Building an installer using jpackage
At the time we are writing this article jpackage is still in development and targets JDK 14. It would be tempting to build our entire app using the upcoming JDK 14 however Gradle will not run on it because of a bug in Groovy. Fortunately our Badass JLink gralde plugin can be configured to use jpackage from JDK 14 even if our project is build using OpenJDK 11. To do this lets download the early access JDK14 with jpackage, extract the archive to a desired location and add an environmental variable BADASS_JLINK_JPACKAGE_HOME pointing to that location. On my Fedora Linux this variable looks like this:
Now to build the installer we will enhance our build script so that our app has proper icons and additional information about it self:
To build an installer for a given operation system we have to be on that system, have the necessary tooling installed and type the following command:
./gradlew jpackage -PinstallerType=...
Of course the type of installer will depend on the operating system we are building for / on.
on Microsoft Windows
gradlew.bat jpackage -PinstallerType=msi
and after a successful build we should see a MSI package in our build/jpackage directory. Double clicking on it will start the installation wizard.
After completing we can find our application in the start menu.
on Mac OS
We just type the following in our projects directory:
./gradlew jpackage -PinstallerType=pkg
This will result in a PKG package appearing in our build/jpackage directory. Double clicking on it will start the installation wizard.
After completing we can find our application in the lunchpad.
on Fedora and other RPM based Linux distros
Before we start building we must have rpm-build package installed. We can do this by typing:
sudo dnf install rpm-build
After that we just type in our projects directory:
./gradlew jpackage -PinstallerType=rpm
This will result in a RPM package appearing in our build/jpackage directory.
Unfortunately, at the time we are writing this article jpackage struggles to build a working RPM and double clicking on it will cause an error to show in the package manager on Fedora 30. Even after ignoring this error and installing we could not find any way to activate our application in Gnome Shell. I was also not able to uninstall this package due to the following error:
xdg-desktop-menu: file to uninstall must be a *.directory or *.desktop file
On Ubuntu and other DEB based Linux distros
We just type the following in our projects directory:
./gradlew jpackage -PinstallerType=deb

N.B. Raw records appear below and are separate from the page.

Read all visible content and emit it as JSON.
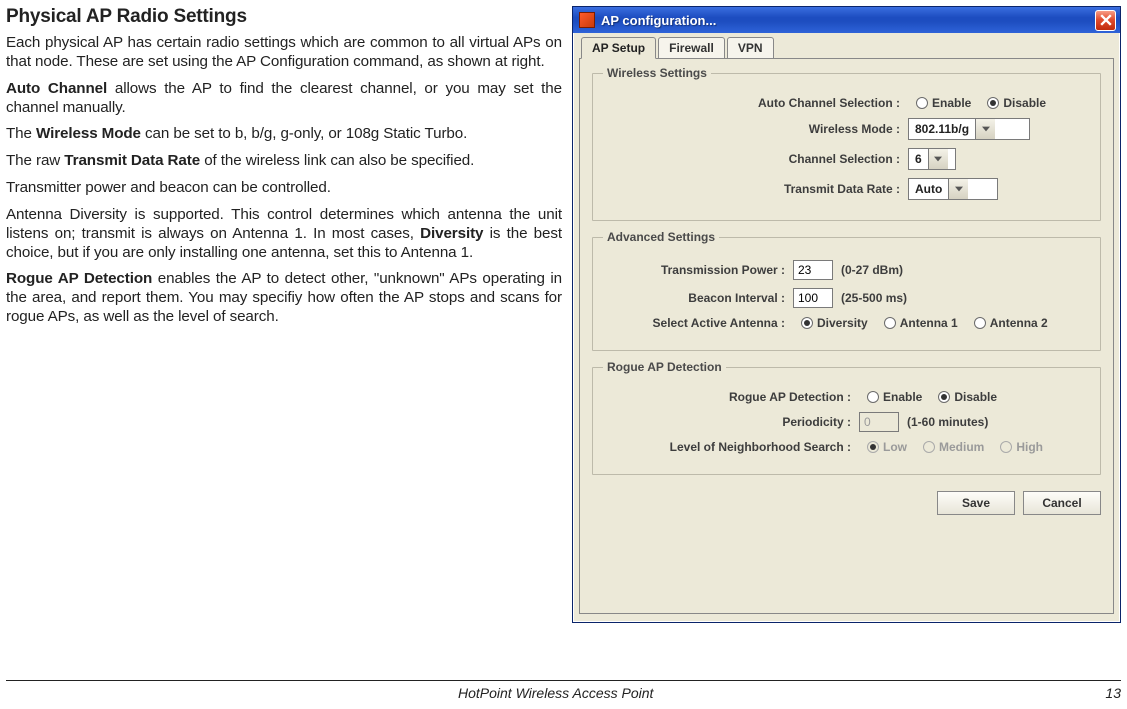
{
  "doc": {
    "heading": "Physical AP Radio Settings",
    "p1": "Each physical AP has certain radio settings which are common to all virtual APs on that node. These are set using the AP Configuration command, as shown at right.",
    "p2a": "Auto Channel",
    "p2b": " allows the AP to find the clearest channel, or you may set the channel manually.",
    "p3a": "The ",
    "p3b": "Wireless Mode",
    "p3c": " can be set to b, b/g, g-only, or 108g Static Turbo.",
    "p4a": "The raw ",
    "p4b": "Transmit Data Rate",
    "p4c": " of the wireless link can also be specified.",
    "p5": "Transmitter power and beacon can be controlled.",
    "p6a": "Antenna Diversity is supported. This control determines which antenna the unit listens on; transmit is always on Antenna 1. In most cases, ",
    "p6b": "Diversity",
    "p6c": " is the best choice, but if you are only installing one antenna, set this to Antenna 1.",
    "p7a": "Rogue AP Detection",
    "p7b": " enables the AP to detect other, \"unknown\" APs operating in the area, and report them. You may specifiy how often the AP stops and scans for rogue APs, as well as the level of search.",
    "footer_center": "HotPoint Wireless Access Point",
    "footer_page": "13"
  },
  "win": {
    "title": "AP configuration...",
    "tabs": {
      "setup": "AP Setup",
      "firewall": "Firewall",
      "vpn": "VPN"
    },
    "wireless": {
      "legend": "Wireless Settings",
      "auto_channel_label": "Auto Channel Selection :",
      "enable": "Enable",
      "disable": "Disable",
      "mode_label": "Wireless Mode :",
      "mode_value": "802.11b/g",
      "channel_label": "Channel Selection :",
      "channel_value": "6",
      "rate_label": "Transmit Data Rate :",
      "rate_value": "Auto"
    },
    "advanced": {
      "legend": "Advanced Settings",
      "power_label": "Transmission Power :",
      "power_value": "23",
      "power_hint": "(0-27 dBm)",
      "beacon_label": "Beacon Interval :",
      "beacon_value": "100",
      "beacon_hint": "(25-500 ms)",
      "antenna_label": "Select Active Antenna :",
      "diversity": "Diversity",
      "ant1": "Antenna 1",
      "ant2": "Antenna 2"
    },
    "rogue": {
      "legend": "Rogue AP Detection",
      "detect_label": "Rogue AP Detection :",
      "enable": "Enable",
      "disable": "Disable",
      "period_label": "Periodicity :",
      "period_value": "0",
      "period_hint": "(1-60 minutes)",
      "search_label": "Level of Neighborhood Search :",
      "low": "Low",
      "medium": "Medium",
      "high": "High"
    },
    "buttons": {
      "save": "Save",
      "cancel": "Cancel"
    }
  }
}
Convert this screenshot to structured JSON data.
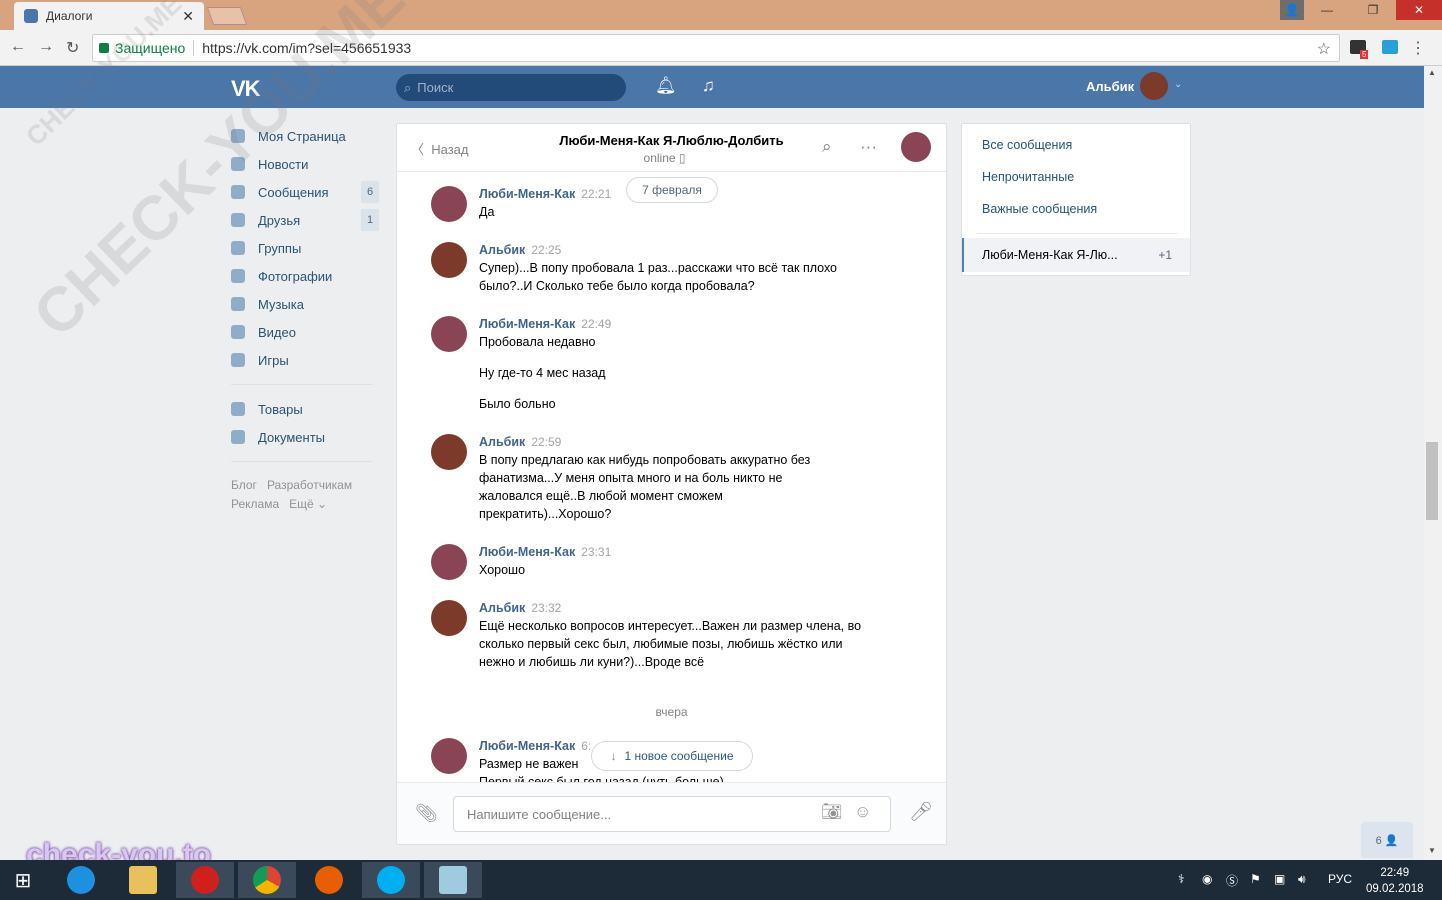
{
  "browser": {
    "tab_title": "Диалоги",
    "secure_label": "Защищено",
    "url": "https://vk.com/im?sel=456651933",
    "ext_badge": "5"
  },
  "vk": {
    "search_placeholder": "Поиск",
    "user_name": "Альбик"
  },
  "leftnav": {
    "items": [
      {
        "label": "Моя Страница",
        "icon": "home-icon"
      },
      {
        "label": "Новости",
        "icon": "news-icon"
      },
      {
        "label": "Сообщения",
        "icon": "messages-icon",
        "badge": "6"
      },
      {
        "label": "Друзья",
        "icon": "friends-icon",
        "badge": "1"
      },
      {
        "label": "Группы",
        "icon": "groups-icon"
      },
      {
        "label": "Фотографии",
        "icon": "camera-icon"
      },
      {
        "label": "Музыка",
        "icon": "music-icon"
      },
      {
        "label": "Видео",
        "icon": "video-icon"
      },
      {
        "label": "Игры",
        "icon": "games-icon"
      }
    ],
    "items2": [
      {
        "label": "Товары",
        "icon": "goods-icon"
      },
      {
        "label": "Документы",
        "icon": "documents-icon"
      }
    ],
    "footer": [
      "Блог",
      "Разработчикам",
      "Реклама",
      "Ещё ⌄"
    ]
  },
  "chat": {
    "back_label": "Назад",
    "title": "Люби-Меня-Как Я-Люблю-Долбить",
    "status": "online ▯",
    "date_pill": "7 февраля",
    "messages": [
      {
        "name": "Люби-Меня-Как",
        "time": "22:21",
        "lines": [
          "Да"
        ]
      },
      {
        "name": "Альбик",
        "time": "22:25",
        "lines": [
          "Супер)...В попу пробовала 1 раз...расскажи что всё так плохо было?..И Сколько тебе было когда пробовала?"
        ]
      },
      {
        "name": "Люби-Меня-Как",
        "time": "22:49",
        "lines": [
          "Пробовала недавно",
          "Ну где-то 4 мес назад",
          "Было больно"
        ]
      },
      {
        "name": "Альбик",
        "time": "22:59",
        "lines": [
          "В попу предлагаю как нибудь попробовать аккуратно без фанатизма...У меня опыта много и на боль никто не жаловался ещё..В любой момент сможем прекратить)...Хорошо?"
        ]
      },
      {
        "name": "Люби-Меня-Как",
        "time": "23:31",
        "lines": [
          "Хорошо"
        ]
      },
      {
        "name": "Альбик",
        "time": "23:32",
        "lines": [
          "Ещё несколько вопросов интересует...Важен ли размер члена, во сколько первый секс был, любимые позы, любишь жёстко или нежно и любишь ли куни?)...Вроде всё"
        ]
      },
      {
        "name": "Люби-Меня-Как",
        "time": "6:",
        "lines": [
          "Размер не важен",
          "Первый секс был год назад (чуть больше)"
        ]
      }
    ],
    "divider": "вчера",
    "new_pill": "1 новое сообщение",
    "input_placeholder": "Напишите сообщение..."
  },
  "rightpanel": {
    "items": [
      "Все сообщения",
      "Непрочитанные",
      "Важные сообщения"
    ],
    "active_name": "Люби-Меня-Как Я-Лю...",
    "active_count": "+1"
  },
  "online_count": "6 👤",
  "taskbar": {
    "lang": "РУС",
    "time": "22:49",
    "date": "09.02.2018"
  },
  "watermark": {
    "text": "CHECK-YOU.ME",
    "site": "check-you.to"
  }
}
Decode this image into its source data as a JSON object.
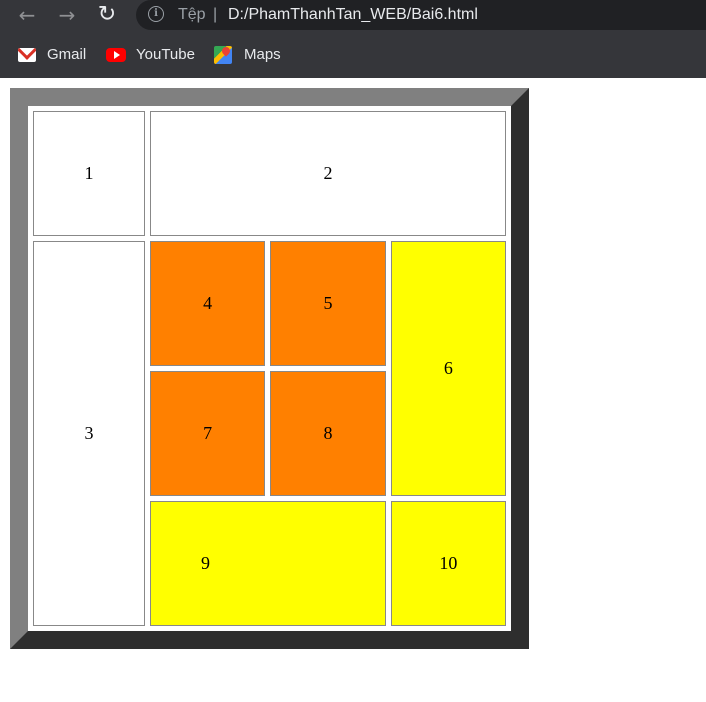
{
  "browser": {
    "nav": {
      "back_icon": "arrow-left-icon",
      "forward_icon": "arrow-right-icon",
      "reload_icon": "reload-icon"
    },
    "address_bar": {
      "info_icon": "info-icon",
      "scheme_label": "Tệp",
      "separator": "|",
      "url": "D:/PhamThanhTan_WEB/Bai6.html"
    },
    "bookmarks": [
      {
        "label": "Gmail",
        "icon": "gmail-icon"
      },
      {
        "label": "YouTube",
        "icon": "youtube-icon"
      },
      {
        "label": "Maps",
        "icon": "maps-icon"
      }
    ]
  },
  "page": {
    "colors": {
      "white": "#ffffff",
      "orange": "#ff8000",
      "yellow": "#ffff00",
      "border_light": "#808080",
      "border_dark": "#2e2e2e"
    },
    "cells": {
      "c1": "1",
      "c2": "2",
      "c3": "3",
      "c4": "4",
      "c5": "5",
      "c6": "6",
      "c7": "7",
      "c8": "8",
      "c9": "9",
      "c10": "10"
    }
  }
}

This will result in a DEB package appearing in our build/jpackage directory.
Unfortunately, DEB packages are also not working correctly. After installing the package we could not find any way to activate our application in Gnome Shell. I was also not able to uninstall it due to the same error we noticed on Fedora.
Java is still a good platform for building desktop apps and may sometimes suite your requirements better then browser based technologies that are trending today. Modularization and jlink allows us to ship apps without requiring users to install Java and with the upcoming jpackage tool we will also gain an easy way to build user friendly installers / packages. If you want to examine an application that uses jlink and jpackage in more detail the dive into our PDF Decorators source code.
There is still some work in jpackage that needs to be done to consider it production ready for enterprise apps. We reported the problems we've encountered (JDK-8233449) and as you can see from the comment section below the authors of this tool are collaborating with us to fix them. We'll update this article when those issues get resolved.
Do you need help in your company with some topic we mentioned in our blog articles? If so, then please feel free to contact us. We can help you by providing consulting and audit services or by organizing training workshops for your employees. We can also aid you in software development by outsourcing our developers.